The importance of news stories cannot be overstated. The stories that make news are those that affect the lives of many people. Crimes that cause human misery are the most popular news stories, and they tend to be more serious and unusual. Similarly, news stories about money tend to be interesting and significant, even when they are not related to newsworthy events. The news value of a story about money varies depending on where it occurs. For example, a coup d’etat in your own country may be the biggest story in history, but one in another country could threaten the stability of your own nation.
National publications, on the other hand, report on notable international events. This means that they have a much wider audience than local papers, and as such, they are able to advertise. Because national publications reach a much larger audience, their news should be relevant to the majority of people. Depending on the publication, journalists may provide information on events around the world or provide a brief history lesson on past events. But what if the article you read is completely wrong?
While many media outlets contribute to social media, it may not be a good idea to trust the information they provide. Unless you have the time and the resources to verify the news, you’re more likely to get a false report. But if you want to remain informed about what’s happening in the world, news is vital to your health. There are many different types of news and some are better than others for different types of information. This makes it vital to use all available sources and be knowledgeable about them.
The news agencies of different countries and continents provide news to various news outlets. Some of these agencies also pool their own news, and distribute it to their various subscribers. Some major news centers have reporters to cover important events, while others contract with individual users. The most important news agencies often have offices all over the world, making it difficult for individual outlets to maintain their own staffs in the region. This allows them to focus on the most important events and issues, while reducing their costs.
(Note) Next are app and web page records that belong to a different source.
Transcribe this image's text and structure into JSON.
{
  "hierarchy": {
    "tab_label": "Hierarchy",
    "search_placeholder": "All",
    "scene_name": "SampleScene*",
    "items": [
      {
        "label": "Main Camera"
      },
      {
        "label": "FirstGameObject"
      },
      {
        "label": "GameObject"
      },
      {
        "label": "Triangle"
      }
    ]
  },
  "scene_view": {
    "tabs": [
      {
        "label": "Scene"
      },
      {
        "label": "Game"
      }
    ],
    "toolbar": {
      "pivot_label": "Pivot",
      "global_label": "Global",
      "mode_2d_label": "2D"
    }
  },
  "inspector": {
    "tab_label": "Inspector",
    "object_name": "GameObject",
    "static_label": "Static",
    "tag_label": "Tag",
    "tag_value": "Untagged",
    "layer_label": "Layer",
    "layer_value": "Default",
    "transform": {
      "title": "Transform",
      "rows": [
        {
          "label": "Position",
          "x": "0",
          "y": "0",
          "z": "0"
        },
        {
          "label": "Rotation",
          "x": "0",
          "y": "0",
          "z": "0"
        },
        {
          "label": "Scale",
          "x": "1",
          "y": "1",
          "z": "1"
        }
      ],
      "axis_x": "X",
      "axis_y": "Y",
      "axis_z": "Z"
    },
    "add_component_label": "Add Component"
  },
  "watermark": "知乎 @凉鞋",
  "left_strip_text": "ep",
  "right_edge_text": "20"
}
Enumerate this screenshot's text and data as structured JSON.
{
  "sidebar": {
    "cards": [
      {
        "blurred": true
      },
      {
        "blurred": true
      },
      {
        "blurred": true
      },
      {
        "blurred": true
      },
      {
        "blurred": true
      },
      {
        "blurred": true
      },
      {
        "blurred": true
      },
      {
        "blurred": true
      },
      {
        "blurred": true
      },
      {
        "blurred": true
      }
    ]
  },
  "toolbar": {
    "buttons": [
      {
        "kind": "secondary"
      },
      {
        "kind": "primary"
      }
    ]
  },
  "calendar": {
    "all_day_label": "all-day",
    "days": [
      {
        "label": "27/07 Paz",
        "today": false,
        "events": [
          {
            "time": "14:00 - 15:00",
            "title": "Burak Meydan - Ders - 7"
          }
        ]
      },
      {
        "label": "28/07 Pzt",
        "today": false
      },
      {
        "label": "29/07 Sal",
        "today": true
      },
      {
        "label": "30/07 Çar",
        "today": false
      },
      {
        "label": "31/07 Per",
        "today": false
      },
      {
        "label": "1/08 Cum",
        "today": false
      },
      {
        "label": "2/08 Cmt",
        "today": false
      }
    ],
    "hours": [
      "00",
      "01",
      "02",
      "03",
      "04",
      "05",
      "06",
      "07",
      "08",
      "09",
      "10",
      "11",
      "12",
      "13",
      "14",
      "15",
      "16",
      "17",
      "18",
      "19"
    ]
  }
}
The ability to transmit news quickly increased greatly in the 20th century. The development of printing presses made it possible to transmit news messages quickly and automatically. While private newsletters continued to be a source of information, the public could benefit from news in more interesting and engaging ways. The first newspapers appeared in Germany in the early 1600s. The first ‘newspaper’ was the Relation aller Furnemmen und gedenckwurdigen Historien, which is considered the world’s first formalized news product. Previously, the acta diurna served a similar purpose.